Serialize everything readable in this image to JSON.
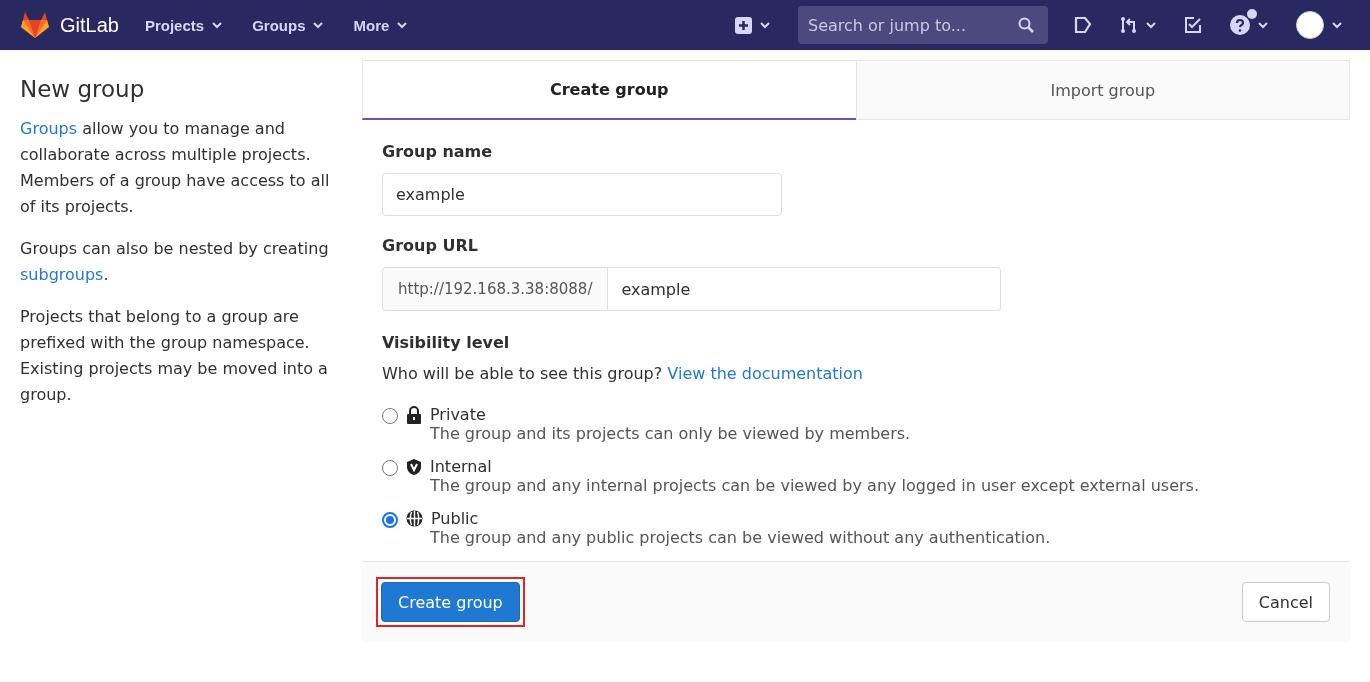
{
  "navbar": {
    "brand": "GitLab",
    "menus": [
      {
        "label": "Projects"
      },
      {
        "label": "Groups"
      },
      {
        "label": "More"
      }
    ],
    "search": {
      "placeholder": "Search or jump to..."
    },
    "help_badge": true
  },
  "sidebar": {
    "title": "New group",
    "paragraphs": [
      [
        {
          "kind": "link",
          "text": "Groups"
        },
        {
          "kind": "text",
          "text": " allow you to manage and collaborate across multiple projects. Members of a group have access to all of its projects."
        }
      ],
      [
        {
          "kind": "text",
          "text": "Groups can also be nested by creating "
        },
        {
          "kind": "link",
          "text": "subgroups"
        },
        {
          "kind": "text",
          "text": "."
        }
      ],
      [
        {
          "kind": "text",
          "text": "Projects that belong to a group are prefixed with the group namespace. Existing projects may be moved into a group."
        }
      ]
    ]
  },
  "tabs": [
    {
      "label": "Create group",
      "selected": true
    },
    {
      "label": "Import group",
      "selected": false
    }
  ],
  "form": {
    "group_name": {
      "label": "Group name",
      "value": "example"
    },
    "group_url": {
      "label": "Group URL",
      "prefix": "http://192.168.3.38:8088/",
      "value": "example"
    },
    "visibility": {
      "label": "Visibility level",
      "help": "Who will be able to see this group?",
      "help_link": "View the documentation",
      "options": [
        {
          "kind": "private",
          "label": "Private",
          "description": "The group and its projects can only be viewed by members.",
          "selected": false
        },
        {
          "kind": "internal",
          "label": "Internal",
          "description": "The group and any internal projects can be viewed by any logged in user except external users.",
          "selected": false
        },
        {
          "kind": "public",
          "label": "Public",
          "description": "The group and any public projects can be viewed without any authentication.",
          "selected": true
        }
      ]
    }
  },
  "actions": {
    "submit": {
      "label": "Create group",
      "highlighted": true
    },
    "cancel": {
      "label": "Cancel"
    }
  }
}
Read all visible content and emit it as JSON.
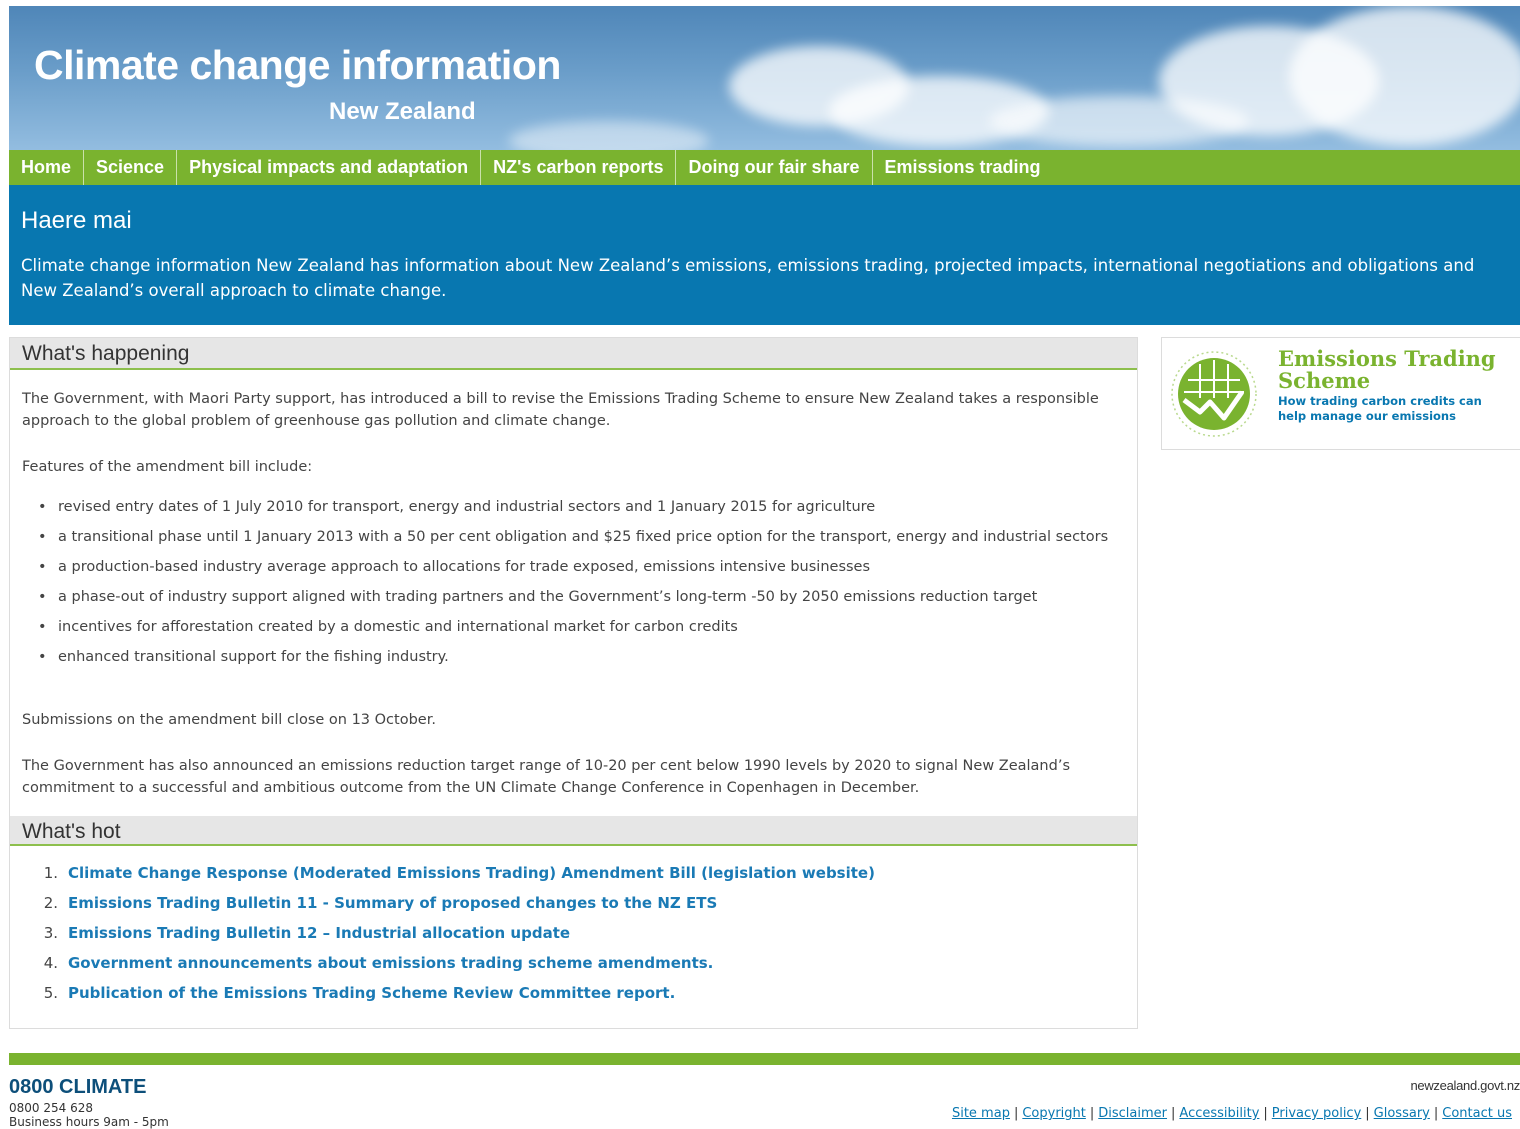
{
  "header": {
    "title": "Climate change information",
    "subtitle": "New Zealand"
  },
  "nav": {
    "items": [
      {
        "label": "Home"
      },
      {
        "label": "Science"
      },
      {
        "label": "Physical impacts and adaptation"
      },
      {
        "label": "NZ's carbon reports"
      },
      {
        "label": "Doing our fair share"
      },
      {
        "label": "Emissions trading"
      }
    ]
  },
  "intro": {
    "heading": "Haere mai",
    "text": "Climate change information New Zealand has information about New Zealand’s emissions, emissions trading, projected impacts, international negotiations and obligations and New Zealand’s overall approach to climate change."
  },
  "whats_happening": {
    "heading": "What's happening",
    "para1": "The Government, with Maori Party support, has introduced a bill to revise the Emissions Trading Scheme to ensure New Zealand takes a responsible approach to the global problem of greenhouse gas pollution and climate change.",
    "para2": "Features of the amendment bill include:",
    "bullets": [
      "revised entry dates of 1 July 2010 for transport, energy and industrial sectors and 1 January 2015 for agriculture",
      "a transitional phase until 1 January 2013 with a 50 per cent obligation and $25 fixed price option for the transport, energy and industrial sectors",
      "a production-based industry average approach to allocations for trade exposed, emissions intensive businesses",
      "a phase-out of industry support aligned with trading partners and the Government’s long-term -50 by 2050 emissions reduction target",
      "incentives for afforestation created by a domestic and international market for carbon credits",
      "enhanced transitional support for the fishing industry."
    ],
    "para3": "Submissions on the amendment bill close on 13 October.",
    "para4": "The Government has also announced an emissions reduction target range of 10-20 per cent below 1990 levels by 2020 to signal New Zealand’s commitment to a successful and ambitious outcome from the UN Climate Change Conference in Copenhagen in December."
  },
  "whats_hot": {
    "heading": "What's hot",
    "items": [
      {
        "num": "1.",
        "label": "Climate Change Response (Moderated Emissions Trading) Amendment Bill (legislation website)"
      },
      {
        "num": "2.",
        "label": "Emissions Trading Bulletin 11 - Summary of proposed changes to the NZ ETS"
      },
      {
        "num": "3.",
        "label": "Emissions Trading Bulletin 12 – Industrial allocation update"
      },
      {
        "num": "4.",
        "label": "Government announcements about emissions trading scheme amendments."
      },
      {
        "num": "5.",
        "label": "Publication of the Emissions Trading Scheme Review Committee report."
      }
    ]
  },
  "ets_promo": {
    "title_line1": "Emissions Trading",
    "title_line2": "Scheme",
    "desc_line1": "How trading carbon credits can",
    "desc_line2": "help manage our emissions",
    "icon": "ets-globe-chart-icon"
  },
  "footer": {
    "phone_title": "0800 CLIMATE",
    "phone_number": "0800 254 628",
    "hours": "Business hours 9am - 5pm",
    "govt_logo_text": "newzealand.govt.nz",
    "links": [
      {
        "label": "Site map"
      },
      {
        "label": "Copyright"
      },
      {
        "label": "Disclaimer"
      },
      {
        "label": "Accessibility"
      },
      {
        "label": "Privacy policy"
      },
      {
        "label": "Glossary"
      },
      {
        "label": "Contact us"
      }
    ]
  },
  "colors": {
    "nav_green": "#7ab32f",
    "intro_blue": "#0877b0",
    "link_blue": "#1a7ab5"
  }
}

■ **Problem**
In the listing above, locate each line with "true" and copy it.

■ **Worked solution**
    "help_badge": true
      "selected": true
          "selected": true
      "highlighted": true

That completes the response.